ENTRIES SHOWN:
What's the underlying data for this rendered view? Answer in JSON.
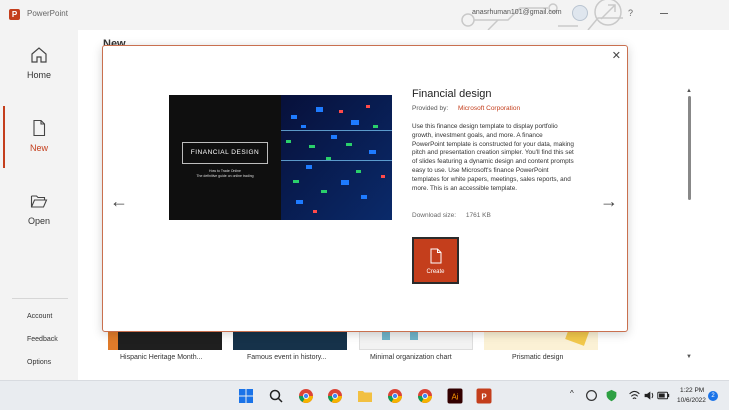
{
  "app": {
    "title": "PowerPoint",
    "account_email": "anasrhuman101@gmail.com",
    "help": "?",
    "logo_letter": "P"
  },
  "sidebar": {
    "items": [
      {
        "label": "Home",
        "icon": "home-icon"
      },
      {
        "label": "New",
        "icon": "new-file-icon",
        "active": true
      },
      {
        "label": "Open",
        "icon": "folder-open-icon"
      }
    ],
    "bottom": [
      "Account",
      "Feedback",
      "Options"
    ]
  },
  "main": {
    "heading": "New",
    "templates": [
      "Hispanic Heritage Month...",
      "Famous event in history...",
      "Minimal organization chart",
      "Prismatic design"
    ]
  },
  "modal": {
    "title": "Financial design",
    "provided_by_label": "Provided by:",
    "provider": "Microsoft Corporation",
    "description": "Use this finance design template to display portfolio growth, investment goals, and more. A finance PowerPoint template is constructed for your data, making pitch and presentation creation simpler. You'll find this set of slides featuring a dynamic design and content prompts easy to use. Use Microsoft's finance PowerPoint templates for white papers, meetings, sales reports, and more. This is an accessible template.",
    "download_label": "Download size:",
    "download_size": "1761 KB",
    "create_label": "Create",
    "close": "✕",
    "prev": "←",
    "next": "→",
    "preview": {
      "heading": "FINANCIAL DESIGN",
      "sub1": "How to Trade Online",
      "sub2": "The definitive guide on online trading"
    }
  },
  "taskbar": {
    "time": "1:22 PM",
    "date": "10/6/2022",
    "notifications": "2",
    "chevron": "^",
    "ai_label": "Ai"
  },
  "colors": {
    "accent": "#c43e1c",
    "taskbar": "#e9ecf0"
  }
}
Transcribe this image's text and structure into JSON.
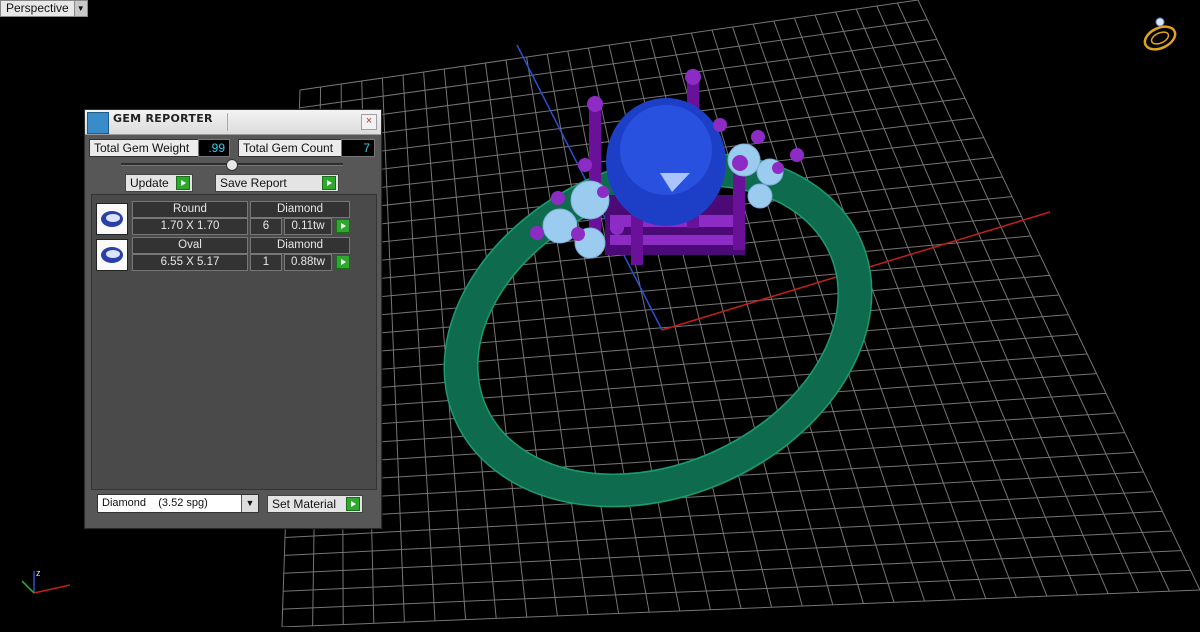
{
  "viewport": {
    "label": "Perspective"
  },
  "panel": {
    "title": "GEM REPORTER",
    "total_weight_label": "Total Gem Weight",
    "total_weight_value": ".99",
    "total_count_label": "Total Gem Count",
    "total_count_value": "7",
    "update_label": "Update",
    "save_report_label": "Save Report",
    "rows": [
      {
        "shape": "Round",
        "size": "1.70 X 1.70",
        "material": "Diamond",
        "count": "6",
        "weight": "0.11tw"
      },
      {
        "shape": "Oval",
        "size": "6.55 X 5.17",
        "material": "Diamond",
        "count": "1",
        "weight": "0.88tw"
      }
    ],
    "material_select": "Diamond    (3.52 spg)",
    "set_material_label": "Set Material"
  },
  "colors": {
    "axis_x": "#c0201d",
    "axis_y": "#2950d0",
    "band": "#0e6b4e",
    "prongs": "#6a119a",
    "center_stone": "#1d3fc8",
    "side_stones": "#9ccbf0",
    "value_text": "#33d1e8"
  },
  "icons": {
    "app": "gem-reporter-icon",
    "close": "close-icon",
    "corner": "ring-icon",
    "axes": "axis-triad-icon"
  }
}
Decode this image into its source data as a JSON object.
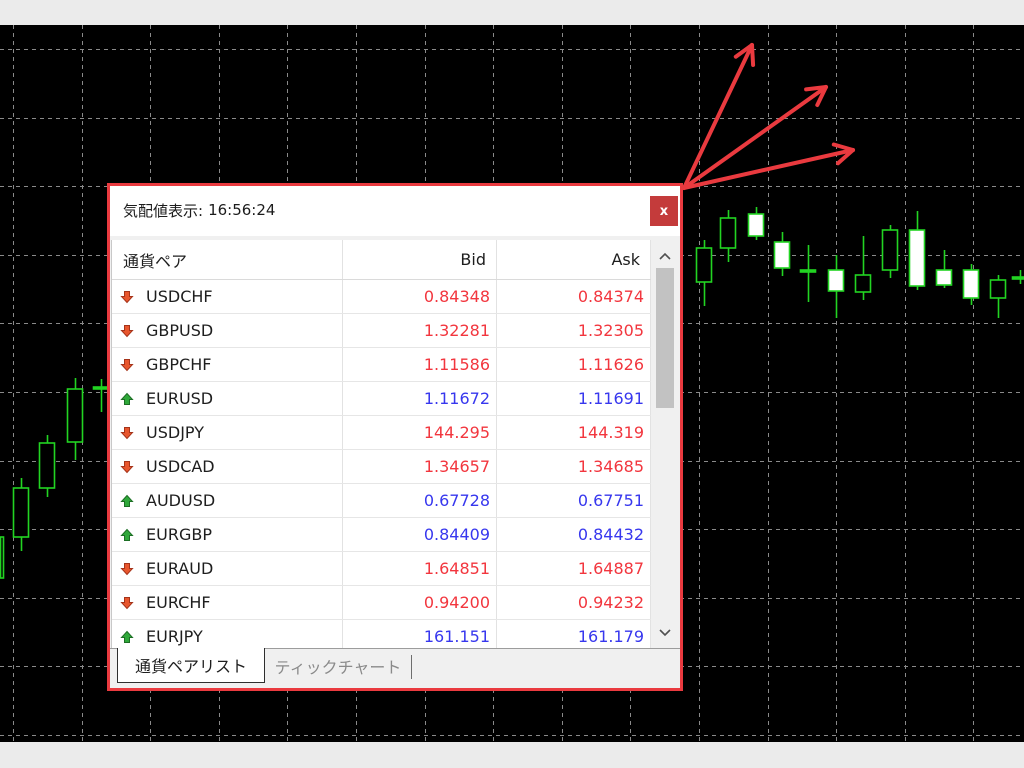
{
  "colors": {
    "chart_background": "#000000",
    "chart_grid": "#8a8a8a",
    "candle_outline": "#22d422",
    "annotation_arrows": "#ea3a3f",
    "window_border": "#ea3a3f",
    "close_button": "#c43b3b",
    "price_down": "#f2363e",
    "price_up": "#3737ee",
    "arrow_down_icon": "#e8562d",
    "arrow_up_icon": "#2fa83a"
  },
  "market_watch": {
    "title_label": "気配値表示:",
    "time": "16:56:24",
    "close_label": "x",
    "columns": {
      "symbol": "通貨ペア",
      "bid": "Bid",
      "ask": "Ask"
    },
    "rows": [
      {
        "icon": "arrow-down-icon",
        "symbol": "USDCHF",
        "bid": "0.84348",
        "ask": "0.84374"
      },
      {
        "icon": "arrow-down-icon",
        "symbol": "GBPUSD",
        "bid": "1.32281",
        "ask": "1.32305"
      },
      {
        "icon": "arrow-down-icon",
        "symbol": "GBPCHF",
        "bid": "1.11586",
        "ask": "1.11626"
      },
      {
        "icon": "arrow-up-icon",
        "symbol": "EURUSD",
        "bid": "1.11672",
        "ask": "1.11691"
      },
      {
        "icon": "arrow-down-icon",
        "symbol": "USDJPY",
        "bid": "144.295",
        "ask": "144.319"
      },
      {
        "icon": "arrow-down-icon",
        "symbol": "USDCAD",
        "bid": "1.34657",
        "ask": "1.34685"
      },
      {
        "icon": "arrow-up-icon",
        "symbol": "AUDUSD",
        "bid": "0.67728",
        "ask": "0.67751"
      },
      {
        "icon": "arrow-up-icon",
        "symbol": "EURGBP",
        "bid": "0.84409",
        "ask": "0.84432"
      },
      {
        "icon": "arrow-down-icon",
        "symbol": "EURAUD",
        "bid": "1.64851",
        "ask": "1.64887"
      },
      {
        "icon": "arrow-down-icon",
        "symbol": "EURCHF",
        "bid": "0.94200",
        "ask": "0.94232"
      },
      {
        "icon": "arrow-up-icon",
        "symbol": "EURJPY",
        "bid": "161.151",
        "ask": "161.179"
      }
    ],
    "tabs": [
      {
        "label": "通貨ペアリスト",
        "active": true
      },
      {
        "label": "ティックチャート",
        "active": false
      }
    ]
  }
}
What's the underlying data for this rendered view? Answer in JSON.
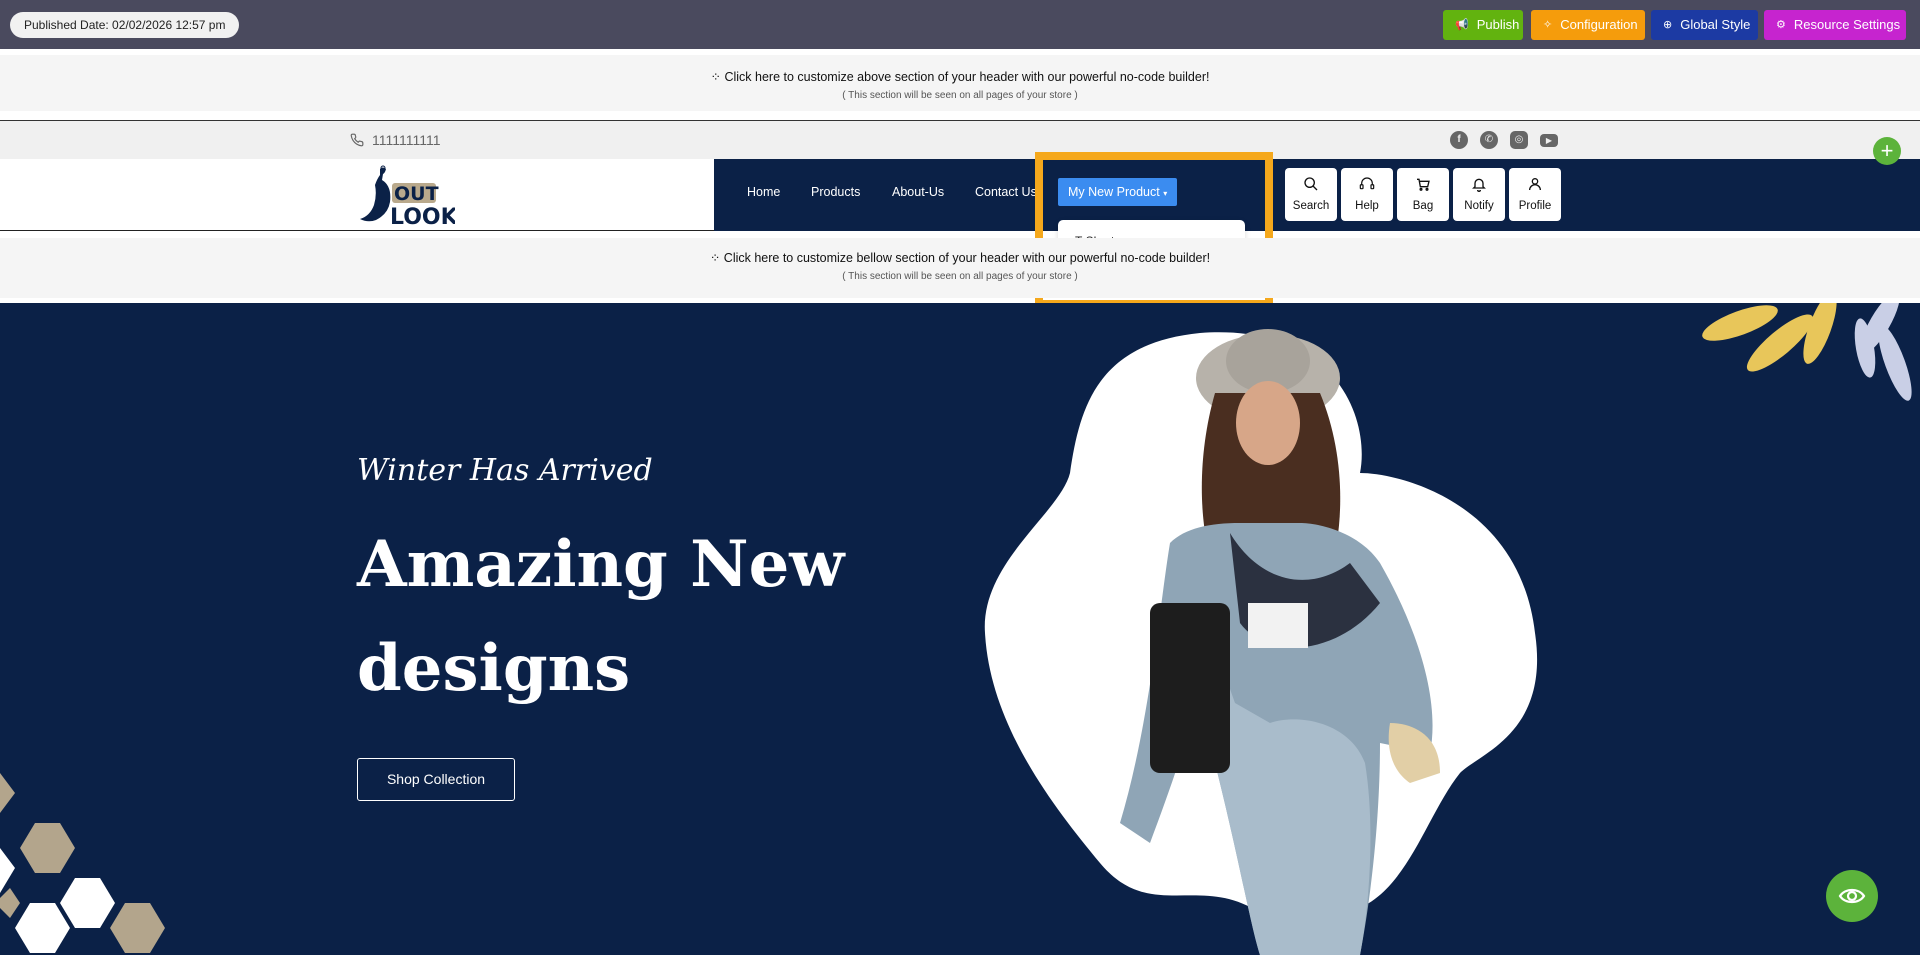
{
  "topbar": {
    "published_date": "Published Date: 02/02/2026 12:57 pm",
    "buttons": {
      "publish": "Publish",
      "configuration": "Configuration",
      "global_style": "Global Style",
      "resource_settings": "Resource Settings"
    },
    "colors": {
      "publish": "#62b30f",
      "configuration": "#f59c0c",
      "global_style": "#1c3aa3",
      "resource_settings": "#c624cf"
    }
  },
  "customize_top": {
    "text": "⁘ Click here to customize above section of your header with our powerful no-code builder!",
    "note": "( This section will be seen on all pages of your store )"
  },
  "utility": {
    "phone": "1111111111",
    "social_icons": [
      "facebook-icon",
      "whatsapp-icon",
      "instagram-icon",
      "youtube-icon"
    ]
  },
  "header": {
    "logo_text": "OUT LOOK",
    "nav": [
      "Home",
      "Products",
      "About-Us",
      "Contact Us"
    ],
    "dropdown_label": "My New Product",
    "dropdown_items": [
      "T-Shart"
    ],
    "icons": [
      {
        "label": "Search",
        "icon": "search-icon"
      },
      {
        "label": "Help",
        "icon": "headset-icon"
      },
      {
        "label": "Bag",
        "icon": "bag-icon"
      },
      {
        "label": "Notify",
        "icon": "bell-icon"
      },
      {
        "label": "Profile",
        "icon": "profile-icon"
      }
    ],
    "nav_bg": "#0b2147",
    "highlight_color": "#f5a81c"
  },
  "customize_bottom": {
    "text": "⁘ Click here to customize bellow section of your header with our powerful no-code builder!",
    "note": "( This section will be seen on all pages of your store )"
  },
  "hero": {
    "script_title": "Winter Has Arrived",
    "headline_line1": "Amazing New",
    "headline_line2": "designs",
    "cta": "Shop Collection",
    "bg": "#0b2147"
  }
}
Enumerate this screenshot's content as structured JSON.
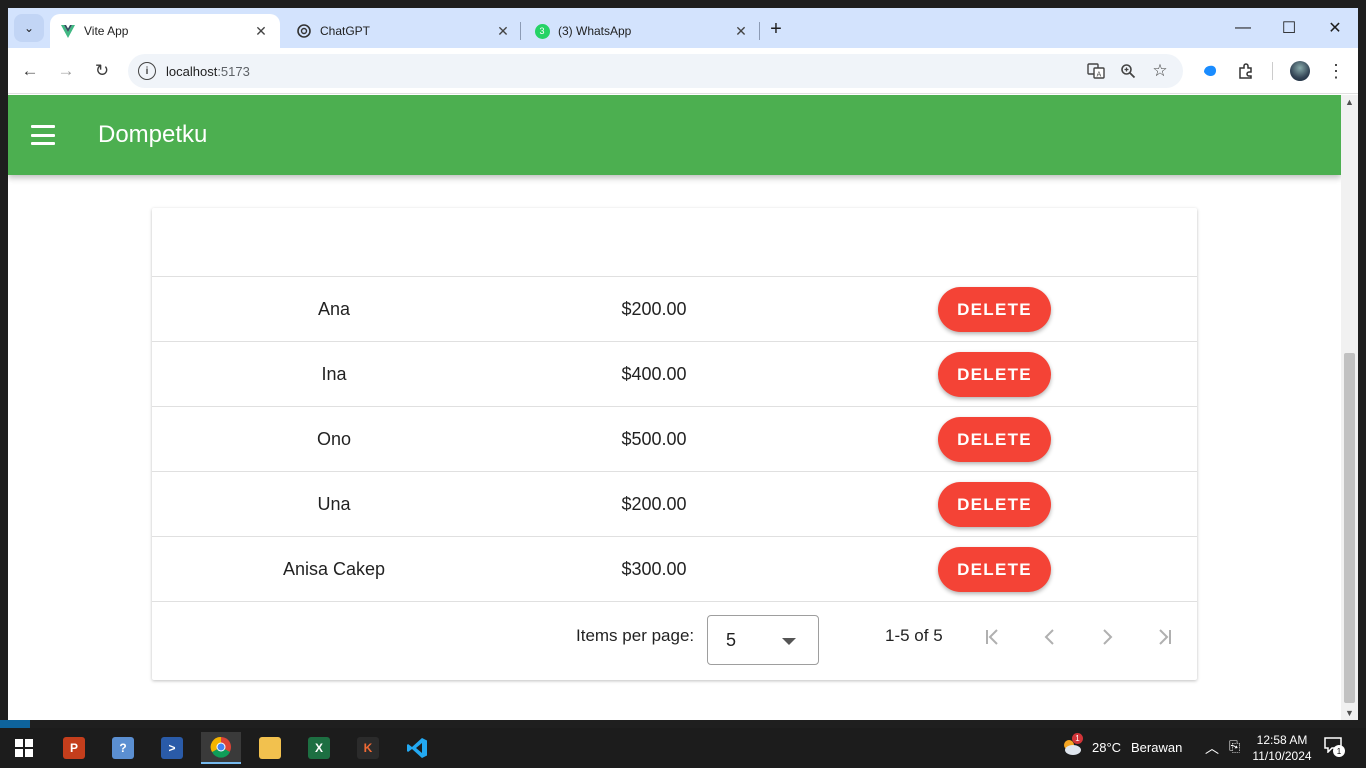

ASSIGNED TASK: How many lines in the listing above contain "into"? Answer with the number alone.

RESPONSE FOR THIS EXERCISE: 2